Michael Zellner: Bavarian State Research Centre for Agriculture

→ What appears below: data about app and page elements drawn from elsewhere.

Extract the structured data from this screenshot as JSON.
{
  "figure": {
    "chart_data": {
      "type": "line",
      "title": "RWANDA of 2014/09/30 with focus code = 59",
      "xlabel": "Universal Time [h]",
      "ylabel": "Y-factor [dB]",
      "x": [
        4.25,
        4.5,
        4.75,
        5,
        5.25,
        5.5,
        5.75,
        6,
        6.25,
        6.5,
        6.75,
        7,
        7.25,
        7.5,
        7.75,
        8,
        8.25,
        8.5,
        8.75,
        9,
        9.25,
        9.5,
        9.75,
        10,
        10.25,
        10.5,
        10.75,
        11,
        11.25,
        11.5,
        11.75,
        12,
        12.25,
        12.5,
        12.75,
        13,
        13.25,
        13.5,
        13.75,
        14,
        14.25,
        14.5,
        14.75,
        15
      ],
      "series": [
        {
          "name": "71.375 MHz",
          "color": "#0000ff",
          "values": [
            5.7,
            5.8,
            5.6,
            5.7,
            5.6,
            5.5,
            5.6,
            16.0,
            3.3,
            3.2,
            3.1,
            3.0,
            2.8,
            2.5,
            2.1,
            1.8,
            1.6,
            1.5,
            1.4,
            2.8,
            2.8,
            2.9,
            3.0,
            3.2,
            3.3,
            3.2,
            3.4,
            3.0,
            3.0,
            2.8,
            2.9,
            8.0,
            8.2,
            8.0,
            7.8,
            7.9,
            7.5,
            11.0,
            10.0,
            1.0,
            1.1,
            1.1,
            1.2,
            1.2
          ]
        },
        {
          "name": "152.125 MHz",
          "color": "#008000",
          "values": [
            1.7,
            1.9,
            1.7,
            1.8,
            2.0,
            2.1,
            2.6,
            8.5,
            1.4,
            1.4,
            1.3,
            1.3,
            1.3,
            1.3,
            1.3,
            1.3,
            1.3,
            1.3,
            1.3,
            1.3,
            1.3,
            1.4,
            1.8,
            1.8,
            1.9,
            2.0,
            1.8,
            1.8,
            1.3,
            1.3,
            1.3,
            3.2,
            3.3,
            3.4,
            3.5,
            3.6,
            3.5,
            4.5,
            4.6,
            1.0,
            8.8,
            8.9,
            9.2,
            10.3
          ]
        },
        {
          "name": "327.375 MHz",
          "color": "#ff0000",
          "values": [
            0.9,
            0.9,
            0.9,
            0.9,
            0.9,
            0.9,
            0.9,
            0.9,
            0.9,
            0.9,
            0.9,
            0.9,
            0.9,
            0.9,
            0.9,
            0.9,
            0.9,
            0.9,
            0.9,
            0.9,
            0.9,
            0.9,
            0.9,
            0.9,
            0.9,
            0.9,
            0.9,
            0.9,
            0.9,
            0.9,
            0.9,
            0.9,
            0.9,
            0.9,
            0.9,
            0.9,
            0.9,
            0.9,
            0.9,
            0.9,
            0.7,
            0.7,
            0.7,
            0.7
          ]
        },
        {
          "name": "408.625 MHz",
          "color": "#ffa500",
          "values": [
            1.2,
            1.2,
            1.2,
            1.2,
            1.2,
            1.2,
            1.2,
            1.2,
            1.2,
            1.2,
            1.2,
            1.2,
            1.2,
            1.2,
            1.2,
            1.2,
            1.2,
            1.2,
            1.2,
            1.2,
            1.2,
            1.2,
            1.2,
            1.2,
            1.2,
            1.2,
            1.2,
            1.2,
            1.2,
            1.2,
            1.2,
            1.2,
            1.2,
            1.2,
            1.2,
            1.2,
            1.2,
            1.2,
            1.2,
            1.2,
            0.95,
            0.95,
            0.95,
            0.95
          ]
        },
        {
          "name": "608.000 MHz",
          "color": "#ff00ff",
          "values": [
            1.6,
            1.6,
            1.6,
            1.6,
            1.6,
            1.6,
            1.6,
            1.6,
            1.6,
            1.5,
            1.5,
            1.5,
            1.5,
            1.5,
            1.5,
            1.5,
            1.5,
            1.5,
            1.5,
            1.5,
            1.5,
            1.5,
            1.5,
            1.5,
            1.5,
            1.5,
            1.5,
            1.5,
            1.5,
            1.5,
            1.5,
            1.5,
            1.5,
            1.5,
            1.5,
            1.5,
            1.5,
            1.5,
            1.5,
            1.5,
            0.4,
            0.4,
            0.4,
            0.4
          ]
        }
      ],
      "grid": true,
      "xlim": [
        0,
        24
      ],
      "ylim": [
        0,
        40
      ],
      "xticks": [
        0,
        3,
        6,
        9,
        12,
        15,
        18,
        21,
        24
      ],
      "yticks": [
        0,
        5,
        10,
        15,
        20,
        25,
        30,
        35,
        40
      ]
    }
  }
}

<div><em>Rhizoctonia solani</em> AG2-2IIIB, the soilborne fungus that causes Rhizoctonia Crown and Root Rot (RCRR), is responsible for considerable losses in sugar beet yield and quality. The RCRR incidence and severity as well as the location, shape and size of RCRR patches varies between seasons. Investigating the spatial and temporal distribution of the inoculum density (ID) would contribute to clarifying the underlying mechanisms. For a high spatial resolution analysis 49 composite soil samples were taken from a 1 ha grid on a sugar beet field in June 2017. For a large-scale spatial analysis a 15 ha site was probed with three composite samples each derived from an individual 1 ha grid in July 2017. For the temporal analysis soil samples were taken from artificially inoculated sugar beet research plots of a crop rotation field trial in June and September 2013, 2014 and 2015. Viable mycelium was isolated from soil samples by quinoa seed baiting. <em>R. solani</em> AG2-2IIIB was quantified by SYBR Green qPCR. The ID was unevenly distributed in the highly resolved 1 ha sampling area with zones of high, medium, low and zero ID. On the large scale two 1 ha sampling areas showed a high ID and one a low ID. The mean ID over all sugar beet research plots decreased threefold until June 2014 followed by a steady increase up to double the initial ID in September 2015. The data show that the ID varies greatly, both spatially and temporally which contributes to the dynamic nature of RCRR.</div>